===== Provided records =====

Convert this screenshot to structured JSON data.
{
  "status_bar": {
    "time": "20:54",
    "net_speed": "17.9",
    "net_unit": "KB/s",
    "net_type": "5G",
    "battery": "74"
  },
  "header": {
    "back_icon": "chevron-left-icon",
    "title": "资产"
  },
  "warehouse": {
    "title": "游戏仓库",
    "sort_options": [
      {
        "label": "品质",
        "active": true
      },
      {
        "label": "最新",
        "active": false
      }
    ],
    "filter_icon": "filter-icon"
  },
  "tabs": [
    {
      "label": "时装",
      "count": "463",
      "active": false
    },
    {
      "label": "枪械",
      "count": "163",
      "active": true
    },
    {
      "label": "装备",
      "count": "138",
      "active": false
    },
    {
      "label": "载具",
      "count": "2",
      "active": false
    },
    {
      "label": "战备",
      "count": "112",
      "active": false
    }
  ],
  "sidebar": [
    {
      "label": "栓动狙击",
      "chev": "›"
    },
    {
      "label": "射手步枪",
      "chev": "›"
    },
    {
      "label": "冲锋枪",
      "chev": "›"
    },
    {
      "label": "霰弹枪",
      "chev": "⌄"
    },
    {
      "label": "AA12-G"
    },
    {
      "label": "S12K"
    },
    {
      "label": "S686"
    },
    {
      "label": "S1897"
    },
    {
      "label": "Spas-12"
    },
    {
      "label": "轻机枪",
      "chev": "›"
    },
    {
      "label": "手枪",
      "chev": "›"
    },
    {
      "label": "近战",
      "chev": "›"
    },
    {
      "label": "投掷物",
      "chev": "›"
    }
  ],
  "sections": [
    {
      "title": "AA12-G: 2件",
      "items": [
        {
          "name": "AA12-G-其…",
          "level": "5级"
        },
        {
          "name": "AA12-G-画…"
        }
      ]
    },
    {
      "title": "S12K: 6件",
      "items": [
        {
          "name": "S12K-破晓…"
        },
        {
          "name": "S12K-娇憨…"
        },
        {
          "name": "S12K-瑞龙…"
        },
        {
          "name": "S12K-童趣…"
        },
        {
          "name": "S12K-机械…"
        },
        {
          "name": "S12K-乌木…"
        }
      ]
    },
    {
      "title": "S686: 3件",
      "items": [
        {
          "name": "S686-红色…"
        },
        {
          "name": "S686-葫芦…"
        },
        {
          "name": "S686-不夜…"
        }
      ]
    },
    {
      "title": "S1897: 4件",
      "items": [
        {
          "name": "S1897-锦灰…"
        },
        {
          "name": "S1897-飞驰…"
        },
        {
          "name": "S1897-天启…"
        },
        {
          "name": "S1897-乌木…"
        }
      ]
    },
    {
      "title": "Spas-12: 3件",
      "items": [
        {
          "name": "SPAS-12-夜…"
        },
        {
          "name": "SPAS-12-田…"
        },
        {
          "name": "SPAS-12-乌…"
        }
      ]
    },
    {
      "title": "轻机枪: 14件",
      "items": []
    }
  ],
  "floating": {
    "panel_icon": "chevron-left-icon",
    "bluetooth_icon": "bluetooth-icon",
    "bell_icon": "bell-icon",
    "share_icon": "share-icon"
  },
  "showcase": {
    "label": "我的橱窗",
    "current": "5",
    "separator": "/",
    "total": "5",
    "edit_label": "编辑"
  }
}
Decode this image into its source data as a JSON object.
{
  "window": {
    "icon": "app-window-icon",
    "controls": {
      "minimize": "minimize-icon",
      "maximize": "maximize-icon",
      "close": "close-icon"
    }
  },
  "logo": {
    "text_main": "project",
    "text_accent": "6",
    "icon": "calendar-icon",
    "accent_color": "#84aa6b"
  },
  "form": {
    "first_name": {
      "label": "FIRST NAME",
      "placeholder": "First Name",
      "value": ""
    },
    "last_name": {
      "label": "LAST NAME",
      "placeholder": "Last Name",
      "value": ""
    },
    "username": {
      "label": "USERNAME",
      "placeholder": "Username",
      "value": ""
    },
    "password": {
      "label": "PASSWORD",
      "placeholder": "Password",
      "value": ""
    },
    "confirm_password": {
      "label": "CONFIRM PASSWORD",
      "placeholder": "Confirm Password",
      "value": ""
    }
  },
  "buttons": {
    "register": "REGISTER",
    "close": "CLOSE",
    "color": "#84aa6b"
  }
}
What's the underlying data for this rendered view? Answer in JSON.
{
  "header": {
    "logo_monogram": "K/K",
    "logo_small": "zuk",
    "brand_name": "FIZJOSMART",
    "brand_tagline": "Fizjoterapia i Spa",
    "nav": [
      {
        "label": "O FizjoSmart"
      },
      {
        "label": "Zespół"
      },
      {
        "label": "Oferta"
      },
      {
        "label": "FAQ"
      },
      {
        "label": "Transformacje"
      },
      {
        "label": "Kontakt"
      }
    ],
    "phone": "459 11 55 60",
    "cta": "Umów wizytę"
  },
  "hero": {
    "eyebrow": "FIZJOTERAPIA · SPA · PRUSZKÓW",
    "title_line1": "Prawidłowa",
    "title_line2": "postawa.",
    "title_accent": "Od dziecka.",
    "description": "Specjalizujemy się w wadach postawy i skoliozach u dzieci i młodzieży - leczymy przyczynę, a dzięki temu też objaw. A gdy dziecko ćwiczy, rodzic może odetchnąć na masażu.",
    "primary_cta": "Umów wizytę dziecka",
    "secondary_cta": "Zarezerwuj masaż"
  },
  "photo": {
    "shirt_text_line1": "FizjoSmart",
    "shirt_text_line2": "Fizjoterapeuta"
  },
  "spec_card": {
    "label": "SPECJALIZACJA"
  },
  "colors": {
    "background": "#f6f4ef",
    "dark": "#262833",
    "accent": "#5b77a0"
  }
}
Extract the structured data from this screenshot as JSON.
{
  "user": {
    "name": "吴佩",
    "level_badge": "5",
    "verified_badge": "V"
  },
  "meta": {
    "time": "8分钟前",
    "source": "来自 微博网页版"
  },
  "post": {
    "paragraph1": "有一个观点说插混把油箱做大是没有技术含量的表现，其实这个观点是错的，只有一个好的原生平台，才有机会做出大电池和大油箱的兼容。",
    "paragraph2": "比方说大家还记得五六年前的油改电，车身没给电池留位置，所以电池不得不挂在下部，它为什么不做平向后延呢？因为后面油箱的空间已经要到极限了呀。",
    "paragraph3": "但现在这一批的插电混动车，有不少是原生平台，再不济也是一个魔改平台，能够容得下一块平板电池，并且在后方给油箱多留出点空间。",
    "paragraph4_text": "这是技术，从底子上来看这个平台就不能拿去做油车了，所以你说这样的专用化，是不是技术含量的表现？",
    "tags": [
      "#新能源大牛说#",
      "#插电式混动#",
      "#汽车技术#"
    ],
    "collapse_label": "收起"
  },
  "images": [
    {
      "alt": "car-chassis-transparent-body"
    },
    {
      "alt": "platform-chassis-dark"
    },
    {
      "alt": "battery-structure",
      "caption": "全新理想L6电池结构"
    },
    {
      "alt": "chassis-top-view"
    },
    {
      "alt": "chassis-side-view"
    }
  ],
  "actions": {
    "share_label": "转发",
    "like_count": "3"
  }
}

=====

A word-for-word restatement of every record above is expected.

**Answer box**
Convert this screenshot to structured JSON data.
{
  "status_bar": {
    "time": "20:54",
    "net_speed": "17.9",
    "net_unit": "KB/s",
    "net_type": "5G",
    "battery": "74"
  },
  "header": {
    "back_icon": "chevron-left-icon",
    "title": "资产"
  },
  "warehouse": {
    "title": "游戏仓库",
    "sort_options": [
      {
        "label": "品质",
        "active": true
      },
      {
        "label": "最新",
        "active": false
      }
    ],
    "filter_icon": "filter-icon"
  },
  "tabs": [
    {
      "label": "时装",
      "count": "463",
      "active": false
    },
    {
      "label": "枪械",
      "count": "163",
      "active": true
    },
    {
      "label": "装备",
      "count": "138",
      "active": false
    },
    {
      "label": "载具",
      "count": "2",
      "active": false
    },
    {
      "label": "战备",
      "count": "112",
      "active": false
    }
  ],
  "sidebar": [
    {
      "label": "栓动狙击",
      "chev": "›"
    },
    {
      "label": "射手步枪",
      "chev": "›"
    },
    {
      "label": "冲锋枪",
      "chev": "›"
    },
    {
      "label": "霰弹枪",
      "chev": "⌄"
    },
    {
      "label": "AA12-G"
    },
    {
      "label": "S12K"
    },
    {
      "label": "S686"
    },
    {
      "label": "S1897"
    },
    {
      "label": "Spas-12"
    },
    {
      "label": "轻机枪",
      "chev": "›"
    },
    {
      "label": "手枪",
      "chev": "›"
    },
    {
      "label": "近战",
      "chev": "›"
    },
    {
      "label": "投掷物",
      "chev": "›"
    }
  ],
  "sections": [
    {
      "title": "AA12-G: 2件",
      "items": [
        {
          "name": "AA12-G-其…",
          "level": "5级"
        },
        {
          "name": "AA12-G-画…"
        }
      ]
    },
    {
      "title": "S12K: 6件",
      "items": [
        {
          "name": "S12K-破晓…"
        },
        {
          "name": "S12K-娇憨…"
        },
        {
          "name": "S12K-瑞龙…"
        },
        {
          "name": "S12K-童趣…"
        },
        {
          "name": "S12K-机械…"
        },
        {
          "name": "S12K-乌木…"
        }
      ]
    },
    {
      "title": "S686: 3件",
      "items": [
        {
          "name": "S686-红色…"
        },
        {
          "name": "S686-葫芦…"
        },
        {
          "name": "S686-不夜…"
        }
      ]
    },
    {
      "title": "S1897: 4件",
      "items": [
        {
          "name": "S1897-锦灰…"
        },
        {
          "name": "S1897-飞驰…"
        },
        {
          "name": "S1897-天启…"
        },
        {
          "name": "S1897-乌木…"
        }
      ]
    },
    {
      "title": "Spas-12: 3件",
      "items": [
        {
          "name": "SPAS-12-夜…"
        },
        {
          "name": "SPAS-12-田…"
        },
        {
          "name": "SPAS-12-乌…"
        }
      ]
    },
    {
      "title": "轻机枪: 14件",
      "items": []
    }
  ],
  "floating": {
    "panel_icon": "chevron-left-icon",
    "bluetooth_icon": "bluetooth-icon",
    "bell_icon": "bell-icon",
    "share_icon": "share-icon"
  },
  "showcase": {
    "label": "我的橱窗",
    "current": "5",
    "separator": "/",
    "total": "5",
    "edit_label": "编辑"
  }
}
Decode this image into its source data as a JSON object.
{
  "window": {
    "icon": "app-window-icon",
    "controls": {
      "minimize": "minimize-icon",
      "maximize": "maximize-icon",
      "close": "close-icon"
    }
  },
  "logo": {
    "text_main": "project",
    "text_accent": "6",
    "icon": "calendar-icon",
    "accent_color": "#84aa6b"
  },
  "form": {
    "first_name": {
      "label": "FIRST NAME",
      "placeholder": "First Name",
      "value": ""
    },
    "last_name": {
      "label": "LAST NAME",
      "placeholder": "Last Name",
      "value": ""
    },
    "username": {
      "label": "USERNAME",
      "placeholder": "Username",
      "value": ""
    },
    "password": {
      "label": "PASSWORD",
      "placeholder": "Password",
      "value": ""
    },
    "confirm_password": {
      "label": "CONFIRM PASSWORD",
      "placeholder": "Confirm Password",
      "value": ""
    }
  },
  "buttons": {
    "register": "REGISTER",
    "close": "CLOSE",
    "color": "#84aa6b"
  }
}
What's the underlying data for this rendered view? Answer in JSON.
{
  "header": {
    "logo_monogram": "K/K",
    "logo_small": "zuk",
    "brand_name": "FIZJOSMART",
    "brand_tagline": "Fizjoterapia i Spa",
    "nav": [
      {
        "label": "O FizjoSmart"
      },
      {
        "label": "Zespół"
      },
      {
        "label": "Oferta"
      },
      {
        "label": "FAQ"
      },
      {
        "label": "Transformacje"
      },
      {
        "label": "Kontakt"
      }
    ],
    "phone": "459 11 55 60",
    "cta": "Umów wizytę"
  },
  "hero": {
    "eyebrow": "FIZJOTERAPIA · SPA · PRUSZKÓW",
    "title_line1": "Prawidłowa",
    "title_line2": "postawa.",
    "title_accent": "Od dziecka.",
    "description": "Specjalizujemy się w wadach postawy i skoliozach u dzieci i młodzieży - leczymy przyczynę, a dzięki temu też objaw. A gdy dziecko ćwiczy, rodzic może odetchnąć na masażu.",
    "primary_cta": "Umów wizytę dziecka",
    "secondary_cta": "Zarezerwuj masaż"
  },
  "photo": {
    "shirt_text_line1": "FizjoSmart",
    "shirt_text_line2": "Fizjoterapeuta"
  },
  "spec_card": {
    "label": "SPECJALIZACJA"
  },
  "colors": {
    "background": "#f6f4ef",
    "dark": "#262833",
    "accent": "#5b77a0"
  }
}
Extract the structured data from this screenshot as JSON.
{
  "user": {
    "name": "吴佩",
    "level_badge": "5",
    "verified_badge": "V"
  },
  "meta": {
    "time": "8分钟前",
    "source": "来自 微博网页版"
  },
  "post": {
    "paragraph1": "有一个观点说插混把油箱做大是没有技术含量的表现，其实这个观点是错的，只有一个好的原生平台，才有机会做出大电池和大油箱的兼容。",
    "paragraph2": "比方说大家还记得五六年前的油改电，车身没给电池留位置，所以电池不得不挂在下部，它为什么不做平向后延呢？因为后面油箱的空间已经要到极限了呀。",
    "paragraph3": "但现在这一批的插电混动车，有不少是原生平台，再不济也是一个魔改平台，能够容得下一块平板电池，并且在后方给油箱多留出点空间。",
    "paragraph4_text": "这是技术，从底子上来看这个平台就不能拿去做油车了，所以你说这样的专用化，是不是技术含量的表现？",
    "tags": [
      "#新能源大牛说#",
      "#插电式混动#",
      "#汽车技术#"
    ],
    "collapse_label": "收起"
  },
  "images": [
    {
      "alt": "car-chassis-transparent-body"
    },
    {
      "alt": "platform-chassis-dark"
    },
    {
      "alt": "battery-structure",
      "caption": "全新理想L6电池结构"
    },
    {
      "alt": "chassis-top-view"
    },
    {
      "alt": "chassis-side-view"
    }
  ],
  "actions": {
    "share_label": "转发",
    "like_count": "3"
  }
}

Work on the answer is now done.